Eligibility for continuing healthcare will be subject to regular review. If it is believed that the person may no longer be eligible, a joint assessment of the person must be carried out between the continuing healthcare team and the local authority and future funding must be agreed and put into effect before any withdrawal of existing funding (21). If agreement cannot be reached between the NHS and the local authority, the local disputes procedure must be invoked and current funding and care management responsibilities should remain in place until the dispute has been resolved (22).

8. Disputes

If the person has been screened out from full consideration for continuing healthcare following use of the checklist, or if funding has been refused or withdrawn they can ask the CCG to reconsider its decision.
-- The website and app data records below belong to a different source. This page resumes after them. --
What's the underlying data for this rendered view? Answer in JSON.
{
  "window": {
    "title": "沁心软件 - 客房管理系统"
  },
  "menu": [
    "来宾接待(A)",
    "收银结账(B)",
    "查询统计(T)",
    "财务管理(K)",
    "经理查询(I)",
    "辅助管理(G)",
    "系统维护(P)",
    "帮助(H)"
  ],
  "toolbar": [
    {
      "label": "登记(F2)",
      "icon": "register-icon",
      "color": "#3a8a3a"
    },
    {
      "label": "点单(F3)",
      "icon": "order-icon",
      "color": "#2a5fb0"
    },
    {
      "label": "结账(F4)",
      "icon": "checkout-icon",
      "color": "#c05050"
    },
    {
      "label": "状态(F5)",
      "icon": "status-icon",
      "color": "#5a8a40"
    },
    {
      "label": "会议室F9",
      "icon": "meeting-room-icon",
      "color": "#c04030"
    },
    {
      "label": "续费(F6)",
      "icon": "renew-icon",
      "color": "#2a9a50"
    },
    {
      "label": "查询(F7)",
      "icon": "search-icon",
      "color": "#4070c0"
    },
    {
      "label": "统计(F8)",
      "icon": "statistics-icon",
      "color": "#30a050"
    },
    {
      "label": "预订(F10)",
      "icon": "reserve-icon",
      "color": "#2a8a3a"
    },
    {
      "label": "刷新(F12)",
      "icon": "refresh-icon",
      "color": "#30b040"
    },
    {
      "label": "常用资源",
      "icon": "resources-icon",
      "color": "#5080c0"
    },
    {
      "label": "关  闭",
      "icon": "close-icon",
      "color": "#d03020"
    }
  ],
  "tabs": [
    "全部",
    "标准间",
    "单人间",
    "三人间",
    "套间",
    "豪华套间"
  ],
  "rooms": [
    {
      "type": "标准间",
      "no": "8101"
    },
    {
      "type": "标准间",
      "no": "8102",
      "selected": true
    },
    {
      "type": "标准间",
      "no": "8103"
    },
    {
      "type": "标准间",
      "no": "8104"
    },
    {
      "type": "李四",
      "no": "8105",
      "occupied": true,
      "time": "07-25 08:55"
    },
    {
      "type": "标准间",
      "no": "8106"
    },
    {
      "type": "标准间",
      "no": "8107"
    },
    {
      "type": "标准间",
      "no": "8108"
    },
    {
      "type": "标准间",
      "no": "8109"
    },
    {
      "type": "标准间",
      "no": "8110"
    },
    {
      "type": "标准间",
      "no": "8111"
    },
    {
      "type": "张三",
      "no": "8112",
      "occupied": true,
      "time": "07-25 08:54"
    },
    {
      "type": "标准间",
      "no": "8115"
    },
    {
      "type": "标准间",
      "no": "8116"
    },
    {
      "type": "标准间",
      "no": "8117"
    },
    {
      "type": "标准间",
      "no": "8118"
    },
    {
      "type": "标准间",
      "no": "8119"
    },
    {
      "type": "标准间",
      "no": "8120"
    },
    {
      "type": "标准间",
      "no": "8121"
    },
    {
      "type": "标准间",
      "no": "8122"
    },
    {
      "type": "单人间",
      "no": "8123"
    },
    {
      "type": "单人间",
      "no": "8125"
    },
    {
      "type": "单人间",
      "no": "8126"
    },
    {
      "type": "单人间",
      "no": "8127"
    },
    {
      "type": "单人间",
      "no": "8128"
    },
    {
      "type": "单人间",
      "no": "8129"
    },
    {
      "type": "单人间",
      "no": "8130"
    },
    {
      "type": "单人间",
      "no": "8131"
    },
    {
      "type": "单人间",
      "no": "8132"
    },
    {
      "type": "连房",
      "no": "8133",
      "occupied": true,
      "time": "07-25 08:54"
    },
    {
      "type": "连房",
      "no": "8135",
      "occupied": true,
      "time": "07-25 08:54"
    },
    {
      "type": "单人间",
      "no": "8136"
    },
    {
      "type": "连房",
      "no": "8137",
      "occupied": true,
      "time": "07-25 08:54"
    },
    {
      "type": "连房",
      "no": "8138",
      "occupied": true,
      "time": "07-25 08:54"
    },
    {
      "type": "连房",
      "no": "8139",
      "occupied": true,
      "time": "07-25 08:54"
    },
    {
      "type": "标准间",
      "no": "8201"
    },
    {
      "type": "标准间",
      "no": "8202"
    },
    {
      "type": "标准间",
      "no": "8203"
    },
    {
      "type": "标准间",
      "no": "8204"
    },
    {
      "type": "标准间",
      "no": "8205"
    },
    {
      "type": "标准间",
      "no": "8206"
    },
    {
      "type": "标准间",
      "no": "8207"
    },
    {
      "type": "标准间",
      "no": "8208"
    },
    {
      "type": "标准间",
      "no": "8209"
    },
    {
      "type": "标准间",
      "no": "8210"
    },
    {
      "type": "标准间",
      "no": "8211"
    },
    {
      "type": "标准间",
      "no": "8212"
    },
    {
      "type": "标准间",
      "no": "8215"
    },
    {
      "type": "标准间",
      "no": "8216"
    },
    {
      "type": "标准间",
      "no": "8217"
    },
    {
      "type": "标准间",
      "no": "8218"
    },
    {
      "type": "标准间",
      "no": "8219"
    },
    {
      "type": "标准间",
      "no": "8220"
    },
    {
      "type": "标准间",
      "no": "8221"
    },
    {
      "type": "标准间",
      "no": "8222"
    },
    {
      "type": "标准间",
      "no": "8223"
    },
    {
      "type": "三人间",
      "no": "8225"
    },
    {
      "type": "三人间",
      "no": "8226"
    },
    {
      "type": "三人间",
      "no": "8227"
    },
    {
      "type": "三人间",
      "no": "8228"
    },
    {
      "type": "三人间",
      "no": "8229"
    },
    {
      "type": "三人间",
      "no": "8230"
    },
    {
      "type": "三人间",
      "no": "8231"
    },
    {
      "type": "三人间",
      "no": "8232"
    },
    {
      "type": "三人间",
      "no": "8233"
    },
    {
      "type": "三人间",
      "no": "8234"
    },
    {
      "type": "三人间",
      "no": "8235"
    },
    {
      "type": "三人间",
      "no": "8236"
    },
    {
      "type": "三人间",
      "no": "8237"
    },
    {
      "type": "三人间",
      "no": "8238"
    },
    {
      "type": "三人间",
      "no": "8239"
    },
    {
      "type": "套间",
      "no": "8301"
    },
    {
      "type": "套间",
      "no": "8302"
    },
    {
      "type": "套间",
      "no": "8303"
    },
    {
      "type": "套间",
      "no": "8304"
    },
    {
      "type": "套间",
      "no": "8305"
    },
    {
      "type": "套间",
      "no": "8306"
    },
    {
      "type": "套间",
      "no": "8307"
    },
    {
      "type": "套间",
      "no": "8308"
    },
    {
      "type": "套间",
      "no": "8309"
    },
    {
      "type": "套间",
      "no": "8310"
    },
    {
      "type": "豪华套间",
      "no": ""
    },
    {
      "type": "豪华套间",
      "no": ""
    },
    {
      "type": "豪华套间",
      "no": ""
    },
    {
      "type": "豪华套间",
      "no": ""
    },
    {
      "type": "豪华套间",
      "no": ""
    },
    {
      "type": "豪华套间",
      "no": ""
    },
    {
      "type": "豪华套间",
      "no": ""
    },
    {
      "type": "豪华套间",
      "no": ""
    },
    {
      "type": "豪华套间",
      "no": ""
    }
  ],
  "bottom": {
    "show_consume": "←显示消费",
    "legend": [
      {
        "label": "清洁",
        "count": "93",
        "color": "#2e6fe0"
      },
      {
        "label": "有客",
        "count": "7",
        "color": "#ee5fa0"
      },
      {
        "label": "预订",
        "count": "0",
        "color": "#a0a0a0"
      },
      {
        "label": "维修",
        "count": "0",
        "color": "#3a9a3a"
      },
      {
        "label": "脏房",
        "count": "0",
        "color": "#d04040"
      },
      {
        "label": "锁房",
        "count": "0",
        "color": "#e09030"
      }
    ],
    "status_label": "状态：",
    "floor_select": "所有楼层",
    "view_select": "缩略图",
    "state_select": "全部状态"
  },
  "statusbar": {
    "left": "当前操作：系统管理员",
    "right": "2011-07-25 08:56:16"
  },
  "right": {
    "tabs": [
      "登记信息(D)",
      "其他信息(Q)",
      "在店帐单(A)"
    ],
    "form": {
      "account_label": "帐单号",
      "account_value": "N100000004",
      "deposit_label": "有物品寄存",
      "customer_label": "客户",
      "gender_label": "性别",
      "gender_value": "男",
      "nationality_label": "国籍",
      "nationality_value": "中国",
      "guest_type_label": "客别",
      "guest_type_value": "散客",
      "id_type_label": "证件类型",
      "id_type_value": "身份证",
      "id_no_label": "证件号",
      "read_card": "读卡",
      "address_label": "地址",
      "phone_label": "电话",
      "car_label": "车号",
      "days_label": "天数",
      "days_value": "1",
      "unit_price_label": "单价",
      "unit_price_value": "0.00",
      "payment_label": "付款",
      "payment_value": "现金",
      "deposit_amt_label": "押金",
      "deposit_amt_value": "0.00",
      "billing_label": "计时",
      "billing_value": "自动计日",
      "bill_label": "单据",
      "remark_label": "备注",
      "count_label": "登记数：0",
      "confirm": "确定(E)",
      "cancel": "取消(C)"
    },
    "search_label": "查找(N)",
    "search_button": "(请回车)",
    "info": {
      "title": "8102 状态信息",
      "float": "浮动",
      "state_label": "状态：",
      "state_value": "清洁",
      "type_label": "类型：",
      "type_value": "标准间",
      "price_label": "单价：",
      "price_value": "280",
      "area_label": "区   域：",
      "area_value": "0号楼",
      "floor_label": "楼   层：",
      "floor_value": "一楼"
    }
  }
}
If they are not satisfied with the response, they can write to the NHS Commissioning Board and ask for the application to be reconsidered.

Part of the management structure surrounding continuing healthcare funding is a requirement for the CCG and the local authority to agree a local disputes resolution process. (23) If the local authority and the CCG disagree about responsibility for funding, the disputes resolution process should be invoked.

9. References

National Framework for NHS Continuing Healthcare and NHS Funded Nursing Care (Department of Health and Social Care)

  1. The National Framework for NHS Continuing Healthcare and NHS funded nursing care para 35
  2. The National Framework for NHS Continuing Healthcare and NHS funded nursing care Part 1 (Executive summary) para 3
  3. The National Framework for NHS Continuing Healthcare and NHS funded nursing care para 92
  4. The National Framework for NHS Continuing Healthcare and NHS funded nursing care para 91
  5. The National Framework for NHS Continuing Healthcare and NHS funded nursing care para 58
  6. The National Framework for NHS Continuing Healthcare and NHS funded nursing care para 95
  7. DH guidance on the NHS Continuing Healthcare checklist para 20
  8. DH guidance on the NHS Continuing Healthcare checklist para 20
  9. DH guidance on the NHS Continuing Healthcare checklist para 21
  10. DH guidance on the NHS Continuing Healthcare checklist para 24
  11. DH guidance on the NHS Continuing Healthcare checklist para 23
  12. DH guidance on the decision support tool summary para vii
  13. The National Framework for NHS Continuing Healthcare and NHS funded nursing care para 56
  14. DH guidance on the decision support tool para 28
  15. DH guidance on the decision support tool para 29
  16. DH guidance on the decision support tool para 31
  17. The National Framework for NHS Continuing Healthcare and NHS funded nursing care para 47
  18. The National Framework for NHS Continuing Healthcare and NHS funded nursing care para 50
  19. The National Framework for NHS Continuing Healthcare and NHS funded nursing care para 62
  20. The National Framework for NHS Continuing Healthcare and NHS funded nursing care para 56
  21. The National Framework for NHS Continuing Healthcare and NHS funded nursing care para 143
  22. The National Framework for NHS Continuing Healthcare and NHS funded nursing care para 143
  23. The National Framework for NHS Continuing Healthcare and NHS funded nursing care para 159.

Appendix 1: What is Continuing Health Care and What is it not?

Click here to view Flowchart: What is Continuing Healthcare and what is not?

Appendix 2: Is a Checklist Required?

Click here to view Flowchart: Is a Checklist Required?

Appendix 3: Completing the Checklist

Click here to view Flowchart: Completing the Checklist

Appendix 4: Completing a Decision Support Tool

Click here to view Flowchart: Completing a Decision Support Tool

Appendix 5: Panel

Click here to view Flowchart: Panel

Appendix 6: Appeals

Click here to view Flowchart: Appeals

Appendix 7: Disputes

Click here to view Flowchart: Disputes